[SUPPLIED RECORDS Boundary: Start]

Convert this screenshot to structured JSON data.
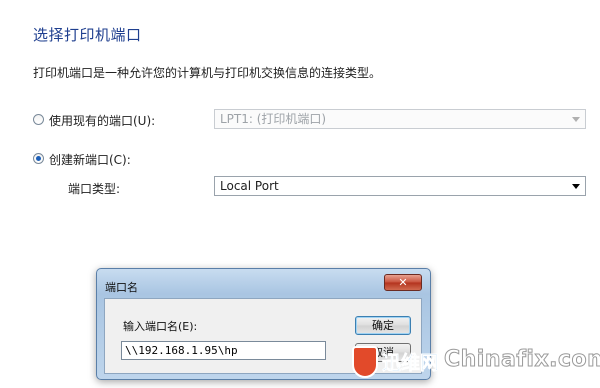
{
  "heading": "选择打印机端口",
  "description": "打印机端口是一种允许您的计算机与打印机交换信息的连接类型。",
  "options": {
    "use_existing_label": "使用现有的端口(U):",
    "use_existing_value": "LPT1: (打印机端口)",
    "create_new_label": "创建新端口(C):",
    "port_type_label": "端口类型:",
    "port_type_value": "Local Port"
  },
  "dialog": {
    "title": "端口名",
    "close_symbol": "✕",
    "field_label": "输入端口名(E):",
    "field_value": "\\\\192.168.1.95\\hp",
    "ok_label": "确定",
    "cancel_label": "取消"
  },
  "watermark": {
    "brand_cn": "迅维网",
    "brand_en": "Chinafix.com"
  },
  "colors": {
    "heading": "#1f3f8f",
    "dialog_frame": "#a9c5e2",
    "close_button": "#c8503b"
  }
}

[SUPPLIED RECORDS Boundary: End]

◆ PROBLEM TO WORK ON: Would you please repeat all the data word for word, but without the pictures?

◆ WRITTEN RESPONSE:
Convert this screenshot to structured JSON data.
{
  "heading": "选择打印机端口",
  "description": "打印机端口是一种允许您的计算机与打印机交换信息的连接类型。",
  "options": {
    "use_existing_label": "使用现有的端口(U):",
    "use_existing_value": "LPT1: (打印机端口)",
    "create_new_label": "创建新端口(C):",
    "port_type_label": "端口类型:",
    "port_type_value": "Local Port"
  },
  "dialog": {
    "title": "端口名",
    "close_symbol": "✕",
    "field_label": "输入端口名(E):",
    "field_value": "\\\\192.168.1.95\\hp",
    "ok_label": "确定",
    "cancel_label": "取消"
  },
  "watermark": {
    "brand_cn": "迅维网",
    "brand_en": "Chinafix.com"
  },
  "colors": {
    "heading": "#1f3f8f",
    "dialog_frame": "#a9c5e2",
    "close_button": "#c8503b"
  }
}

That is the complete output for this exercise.